> Description of the task: I would like every record printed again, exactly as shown.

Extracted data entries
══════

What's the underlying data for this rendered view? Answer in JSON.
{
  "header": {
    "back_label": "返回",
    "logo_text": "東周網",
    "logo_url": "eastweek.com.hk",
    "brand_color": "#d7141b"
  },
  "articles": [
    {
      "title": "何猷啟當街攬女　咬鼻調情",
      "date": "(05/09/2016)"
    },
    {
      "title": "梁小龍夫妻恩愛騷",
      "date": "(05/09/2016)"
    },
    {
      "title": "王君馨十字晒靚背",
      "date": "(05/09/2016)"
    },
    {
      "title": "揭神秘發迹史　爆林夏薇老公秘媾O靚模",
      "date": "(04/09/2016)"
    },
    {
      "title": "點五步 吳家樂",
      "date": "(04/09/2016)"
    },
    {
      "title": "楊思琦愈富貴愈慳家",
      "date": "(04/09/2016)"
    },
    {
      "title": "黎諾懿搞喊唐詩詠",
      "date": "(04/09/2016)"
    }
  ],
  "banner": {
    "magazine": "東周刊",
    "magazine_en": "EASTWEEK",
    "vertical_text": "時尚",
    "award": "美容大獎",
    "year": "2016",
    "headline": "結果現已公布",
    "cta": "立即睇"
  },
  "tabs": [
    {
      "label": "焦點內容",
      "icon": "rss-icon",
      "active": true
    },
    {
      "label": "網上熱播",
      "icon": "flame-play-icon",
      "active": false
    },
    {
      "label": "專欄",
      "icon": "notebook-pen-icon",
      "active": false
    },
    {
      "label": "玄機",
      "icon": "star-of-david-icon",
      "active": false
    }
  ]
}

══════

> Exercise result:
What's the underlying data for this rendered view? Answer in JSON.
{
  "header": {
    "back_label": "返回",
    "logo_text": "東周網",
    "logo_url": "eastweek.com.hk",
    "brand_color": "#d7141b"
  },
  "articles": [
    {
      "title": "何猷啟當街攬女　咬鼻調情",
      "date": "(05/09/2016)"
    },
    {
      "title": "梁小龍夫妻恩愛騷",
      "date": "(05/09/2016)"
    },
    {
      "title": "王君馨十字晒靚背",
      "date": "(05/09/2016)"
    },
    {
      "title": "揭神秘發迹史　爆林夏薇老公秘媾O靚模",
      "date": "(04/09/2016)"
    },
    {
      "title": "點五步 吳家樂",
      "date": "(04/09/2016)"
    },
    {
      "title": "楊思琦愈富貴愈慳家",
      "date": "(04/09/2016)"
    },
    {
      "title": "黎諾懿搞喊唐詩詠",
      "date": "(04/09/2016)"
    }
  ],
  "banner": {
    "magazine": "東周刊",
    "magazine_en": "EASTWEEK",
    "vertical_text": "時尚",
    "award": "美容大獎",
    "year": "2016",
    "headline": "結果現已公布",
    "cta": "立即睇"
  },
  "tabs": [
    {
      "label": "焦點內容",
      "icon": "rss-icon",
      "active": true
    },
    {
      "label": "網上熱播",
      "icon": "flame-play-icon",
      "active": false
    },
    {
      "label": "專欄",
      "icon": "notebook-pen-icon",
      "active": false
    },
    {
      "label": "玄機",
      "icon": "star-of-david-icon",
      "active": false
    }
  ]
}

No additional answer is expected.